The same balance is evident in Lithuanian-British company Link Interiors, which supplies U.K. chains such as Laura Ashley. In 2004, the company launched its own brand of solid-wood furniture and named it Christian Harold, after the company's Danish owner Christian Harald Petersen. While admitting that many of the new ideas are from U.K. and Danish designers, managing director Liudmila Briand Petersen insists: "We always highlight that we sell Lithuanian furniture."

However, neither the brand name nor the names of individual collections (Ardennes, Lyon, Breton) have an evident Lithuanian link. "The French were the trend-setter in oak furniture, so we wanted it to come true for us too," Christian says.

"Made in Lithuania" may be a selling-point to industry insiders, but when appealing to customers, it is clearly other labels that matter.

Quality counts

This is not to belittle the company's achievements. According to Liudmila, Link is already one of the biggest exporters of furniture in the Baltics after IKEA. It was recently recognized by Prime Minister Algirdas Brazauskas for its contribution to the furniture industry. In the same way, Baltic Furniture Design Factory recently won the prize for Latvia's best new export product of 2004 for its chair/coat hanger, the Python. Estonia's Standard Furniture 's which specializes in modular veneer furniture for the hotel market 's has seen double-digit export sales growth every year since 2000. These are not the kind of successes that come from simple re-branding.

"The international name gives us better market access, but it's quality that counts, and the quality of Lithuanian products is so high that even I was pleasantly surprised," Christian says.

However, they may well be a sign of things to come. Baltic furniture companies are currently using Scandinavian designs and working under Scandinavian-sounding brands, in the same way that two Japanese entrepreneurs decided to call their company Canon in the 1930s. This is a pragmatic response to world market conditions.

"Before EU accession, we had to tell people about Latvia before we could even talk about our products, but after a couple of years people began to recognize us," Krizus comments.

And the Baltics' recognition is improving. "At our first international trade fair in 2000, everyone asked 'Where's Lithuania?' Now they all know Baltic oak," Liudmila says.

Martinkute confirms this trend toward more branding: "Some Lithuanian companies are now branding their own products, both in the EU and in Russia, where the Lithuanian brand is still remembered."
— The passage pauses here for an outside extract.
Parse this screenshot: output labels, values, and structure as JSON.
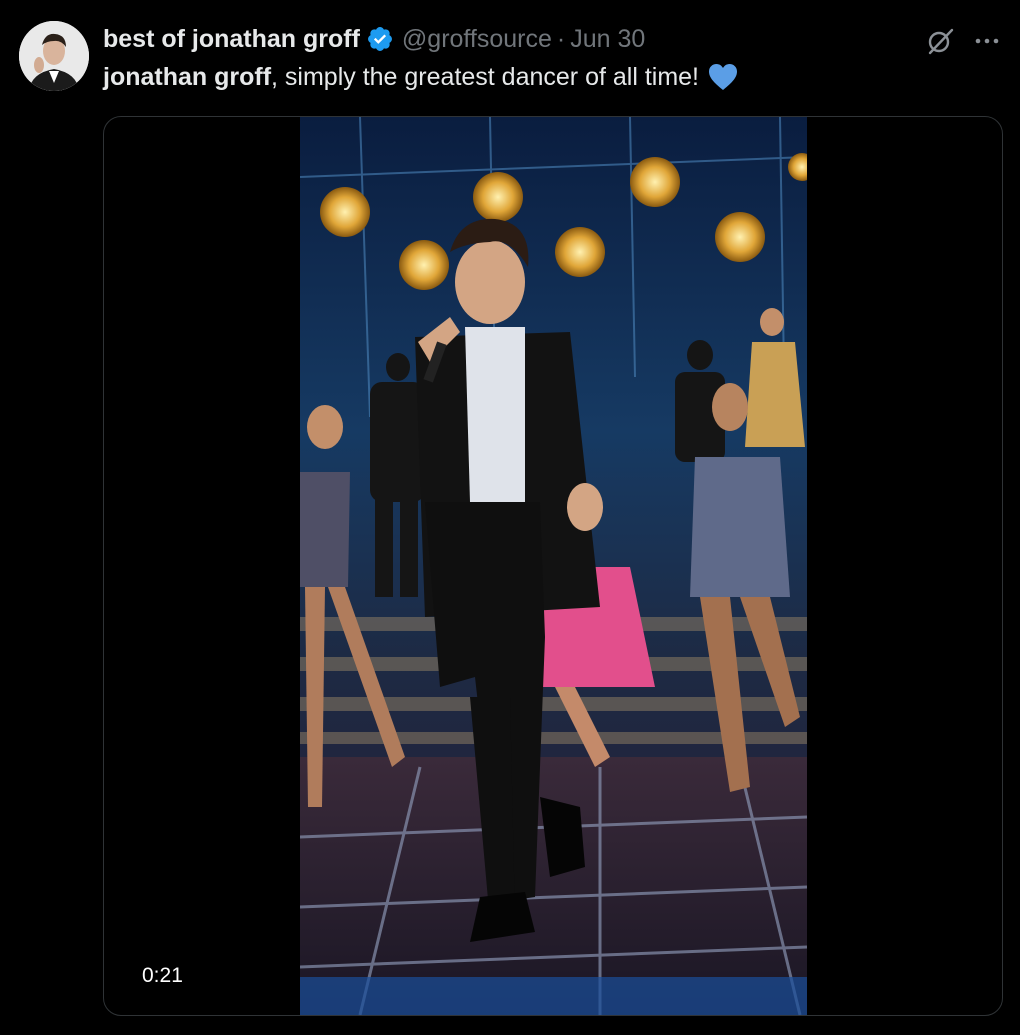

But with the global industry beginning to recognize Baltic quality, local producers are looking to their own designers. Veskimagi points out that Standard Furniture has its own in-house designers, while Krizus says, "So far we've only used Scandinavian designers, because otherwise it would take much longer to open doors. However, we're monitoring Latvian designers, we participate in workshops and educational programs so we expect to start using Latvian designs in the next couple of years."

Christian agrees. "We're in contact with Lithuanian designers, and we'd absolutely like to use their designs in the future. What they need is the chance to get out into the wider market and see what's going on there," he says. As foreign recognition leads to more orders and higher income, it seems only a matter of time before Baltic furniture takes on an image of its own.

How far it will go remains to be seen. The Baltics' traditional strengths 's flexible production, highly developed logistics and proximity to Russia 's are as compelling an advantage in furniture as any other industry. Local production skills are slowly winning converts, and the next step may well be the creation of a high-quality, stylish Baltic brand. But for the furniture industry's leading players, that is not the main point. They have already found their niche, combining Nordic design with Baltic production. Even if they go no further along the road to "brandhood," they appear to have found a recipe for success.